ContentsAvoid Discrimination During the Job Application ProcessEnsure You Have Verified Your Employee’s Eligibility to WorkObtain W-4 for New EmployeesPay Required State Payroll TaxesFile your Required W-2 with the Social Security Administration MonthlyFind State Resources for Hiring EmployeesProper Worker Classification
Avoid Discrimination During the Job Application Process
Once you've started interviewing candidates for your available jobs keep in mind that it is illegal to discriminate based on age, sexual orientation, marital status, religious affiliation, or race. You may not ask job applicants if they have a disability or the nature of their disability; however, you may ask questions to determine whether they are able to fulfill the job duties. For more information, visit the U.S. Department of Labor and the Equal Employment website.
Recent Regulations and Resources
Ensure You Have Verified Your Employee’s Eligibility to Work
As an employer, you are required to verify an employee's citizenship and eligibility to work in the United States using the Employment Eligibility Verification Form I-9 (also known as the Immigration Service Form). Your employees will need to complete and sign Section I of this form on or before their first day of work, and provide you with documentation to verify their identity and employment authorization for you to complete Section II. This form does not need to be mailed in, but you'll need to be prepared to show it upon request. Keep all of your employees' I-9s on file for three years after they've been hired, or one year after the employee left, whichever is later.
Obtain W-4 for New Employees
You will need a signed Withholding Release Form (W-4) from all of your employees on or before their first day of work so that you can withhold the correct amount of federal income taxes from their paychecks. On the W-4, they should indicate the allowances they are claiming for tax purposes. If the number of allowances changes for the following tax year, ask employees to fill out a new W-4 form. For more detailed information, check out the IRS Employer's Tax Guide.

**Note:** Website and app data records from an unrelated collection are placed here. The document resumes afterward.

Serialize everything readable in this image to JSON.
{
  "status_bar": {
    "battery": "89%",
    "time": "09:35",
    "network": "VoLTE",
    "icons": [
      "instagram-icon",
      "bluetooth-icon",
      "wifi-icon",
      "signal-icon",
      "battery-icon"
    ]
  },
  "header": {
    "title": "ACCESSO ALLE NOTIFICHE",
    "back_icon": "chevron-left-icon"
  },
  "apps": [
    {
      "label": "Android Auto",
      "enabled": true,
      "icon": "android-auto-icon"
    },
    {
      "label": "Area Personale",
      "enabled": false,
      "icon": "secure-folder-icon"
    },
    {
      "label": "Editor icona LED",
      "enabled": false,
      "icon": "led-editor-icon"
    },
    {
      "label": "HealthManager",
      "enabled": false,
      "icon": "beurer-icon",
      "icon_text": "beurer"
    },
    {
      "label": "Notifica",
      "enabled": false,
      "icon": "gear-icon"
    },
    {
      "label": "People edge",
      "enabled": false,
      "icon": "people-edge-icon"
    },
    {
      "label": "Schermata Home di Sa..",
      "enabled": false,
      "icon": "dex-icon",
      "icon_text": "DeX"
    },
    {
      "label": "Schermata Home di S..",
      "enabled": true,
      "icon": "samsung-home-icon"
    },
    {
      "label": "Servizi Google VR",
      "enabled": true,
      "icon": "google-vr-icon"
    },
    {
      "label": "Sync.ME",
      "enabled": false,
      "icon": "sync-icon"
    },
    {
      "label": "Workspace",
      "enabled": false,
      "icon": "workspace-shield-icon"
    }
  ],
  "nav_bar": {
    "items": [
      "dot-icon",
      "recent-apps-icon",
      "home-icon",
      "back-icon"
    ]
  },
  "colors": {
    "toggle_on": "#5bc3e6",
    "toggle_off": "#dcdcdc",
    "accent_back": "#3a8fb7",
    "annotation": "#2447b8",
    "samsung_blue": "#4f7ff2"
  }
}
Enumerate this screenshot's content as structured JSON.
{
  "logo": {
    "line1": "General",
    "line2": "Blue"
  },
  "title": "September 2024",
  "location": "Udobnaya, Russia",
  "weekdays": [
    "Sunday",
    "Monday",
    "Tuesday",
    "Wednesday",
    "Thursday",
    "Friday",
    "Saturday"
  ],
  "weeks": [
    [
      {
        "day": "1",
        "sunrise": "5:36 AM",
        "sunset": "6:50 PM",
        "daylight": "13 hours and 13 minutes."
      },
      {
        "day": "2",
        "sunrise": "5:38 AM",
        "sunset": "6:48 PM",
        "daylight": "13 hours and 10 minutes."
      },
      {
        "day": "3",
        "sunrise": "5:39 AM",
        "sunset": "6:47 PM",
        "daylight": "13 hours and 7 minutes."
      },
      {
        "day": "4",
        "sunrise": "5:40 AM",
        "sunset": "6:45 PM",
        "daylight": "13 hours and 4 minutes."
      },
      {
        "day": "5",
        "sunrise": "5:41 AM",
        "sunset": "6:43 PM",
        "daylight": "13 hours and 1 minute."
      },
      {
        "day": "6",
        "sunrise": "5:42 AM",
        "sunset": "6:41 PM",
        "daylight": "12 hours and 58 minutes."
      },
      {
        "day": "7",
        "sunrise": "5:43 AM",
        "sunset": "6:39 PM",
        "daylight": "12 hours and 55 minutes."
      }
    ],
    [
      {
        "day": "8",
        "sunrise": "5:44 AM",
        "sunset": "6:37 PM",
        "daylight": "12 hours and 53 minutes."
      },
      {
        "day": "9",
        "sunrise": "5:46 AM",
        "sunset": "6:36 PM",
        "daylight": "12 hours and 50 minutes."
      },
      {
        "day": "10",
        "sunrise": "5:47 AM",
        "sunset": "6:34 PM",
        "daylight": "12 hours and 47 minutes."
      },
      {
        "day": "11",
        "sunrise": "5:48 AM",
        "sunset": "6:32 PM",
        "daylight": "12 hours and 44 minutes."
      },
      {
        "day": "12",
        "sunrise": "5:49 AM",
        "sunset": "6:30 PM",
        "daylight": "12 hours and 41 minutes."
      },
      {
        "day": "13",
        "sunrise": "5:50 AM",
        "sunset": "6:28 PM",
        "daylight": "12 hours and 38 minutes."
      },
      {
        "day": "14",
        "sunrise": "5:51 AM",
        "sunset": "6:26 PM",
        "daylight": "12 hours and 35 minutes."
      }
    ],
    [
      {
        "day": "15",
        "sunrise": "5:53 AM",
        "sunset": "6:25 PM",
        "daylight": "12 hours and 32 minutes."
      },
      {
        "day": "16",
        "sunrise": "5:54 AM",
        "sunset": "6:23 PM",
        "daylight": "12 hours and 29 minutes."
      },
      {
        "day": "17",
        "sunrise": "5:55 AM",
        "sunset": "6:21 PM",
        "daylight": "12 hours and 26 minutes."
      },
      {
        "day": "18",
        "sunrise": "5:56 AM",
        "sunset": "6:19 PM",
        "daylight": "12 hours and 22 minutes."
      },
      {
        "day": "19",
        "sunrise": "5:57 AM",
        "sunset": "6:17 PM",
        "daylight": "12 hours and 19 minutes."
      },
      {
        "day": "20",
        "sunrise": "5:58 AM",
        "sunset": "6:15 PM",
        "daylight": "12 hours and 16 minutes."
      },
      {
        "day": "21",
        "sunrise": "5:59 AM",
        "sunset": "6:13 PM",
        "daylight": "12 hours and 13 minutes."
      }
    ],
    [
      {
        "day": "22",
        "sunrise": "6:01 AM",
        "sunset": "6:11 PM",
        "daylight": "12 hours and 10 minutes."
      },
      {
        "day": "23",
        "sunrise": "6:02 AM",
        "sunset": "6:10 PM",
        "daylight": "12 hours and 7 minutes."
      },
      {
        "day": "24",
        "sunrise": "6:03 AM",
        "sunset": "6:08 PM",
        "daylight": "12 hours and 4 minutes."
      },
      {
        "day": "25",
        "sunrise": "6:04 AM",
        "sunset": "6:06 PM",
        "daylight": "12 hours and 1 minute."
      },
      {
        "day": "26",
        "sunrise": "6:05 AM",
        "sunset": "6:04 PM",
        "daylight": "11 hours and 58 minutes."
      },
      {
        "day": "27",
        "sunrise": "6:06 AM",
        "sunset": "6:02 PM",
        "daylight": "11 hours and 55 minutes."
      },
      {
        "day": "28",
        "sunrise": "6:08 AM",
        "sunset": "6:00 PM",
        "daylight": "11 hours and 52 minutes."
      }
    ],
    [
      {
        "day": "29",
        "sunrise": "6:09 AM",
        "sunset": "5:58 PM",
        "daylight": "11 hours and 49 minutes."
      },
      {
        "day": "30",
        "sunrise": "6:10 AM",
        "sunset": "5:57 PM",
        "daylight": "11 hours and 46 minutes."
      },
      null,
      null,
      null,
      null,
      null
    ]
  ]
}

Pay Required State Payroll Taxes
Be sure to register as an employer with the State of New Jersey Division of Revenue and Enterprise Services. Registering as an employer means that you will need to start paying State payroll taxes, including unemployment Insurance Tax State Disability Insurance, and other withholdings.
After you have registered for your State Employment Identification Number, you should receive information about how to pay your payroll taxes. Typically, you will need to pay payroll taxes each quarter.
File your Required W-2 with the Social Security Administration Monthly
Use Form W-2 (the Federal Wage and Tax Statement) to report wages paid and taxes withheld for each of your employees for the prior calendar year.
You should send a copy of the Form W-2 to each of your employees by January 31st of each year and send Copy-A of the W-2 to the Social Security Administration by the last day of February. For more information, visit the Social Security Administration website.
Find State Resources for Hiring Employees
Businesses can receive help recruiting talent and diversifying their applicant search from the New Jersey Department of Labor and Workforce Development's (NJDOL). Here are some of the services that may be available to your business.
Business Service Representative - Employers are encouraged to work with the NJDOL's Business Services Team members to discuss their immediate and future hiring needs. The team provides concierge-like services, helping employers by directing them to resources to meet their current and future business needs. This includes talent acquisition services and state hiring and training incentives.
Division of Vocational Rehabilitation Services (DVRS) Business Outreach Team (BOT) - As part of the Division of Vocational Rehabilitation Services (DVRS), the Business Outreach Team (BOT) helps employers strengthen their businesses and enhance career opportunities for individuals with disabilities. We work collaboratively with employers and labor and workforce associates to provide talent acquisition solutions for businesses.
New Employee Opportunities and Speciality Hiring Programs - NJDOL offers a variety of programs and incentives to support workers while meeting employers' needs for a nimble and skilled workforce.
Funding Database - Additional hiring and employee training support can be found on our funding page by using the filter.
Hiring Young Workers
Hiring minors or young workers comes with incredible possibilities and specific support services and provisions. More information regarding youth employment can be found on NJDOL's website., including labor laws, opportunities for apprenticeships, and necessary paperwork for employment under 18.
Proper Worker Classification
All business owners who retain workers to perform jobs for their business need to establish if those workers are employees or independent contractors.
Per New Jersey Unemployment Compensation Law, commonly referred to as the ABC test, a worker should be considered an employee unless all the following circumstances apply:
1. The individual has been and will continue to be free from control or direction over the performance of work performed, both under a contract of service and in fact; and
2. The work is either outside the usual course of the business for which such service is performed, or the work is performed outside of all the places of business of the enterprise for which such service is performed; and
3. The individual is customarily engaged in an independently established trade, occupation, profession, or business.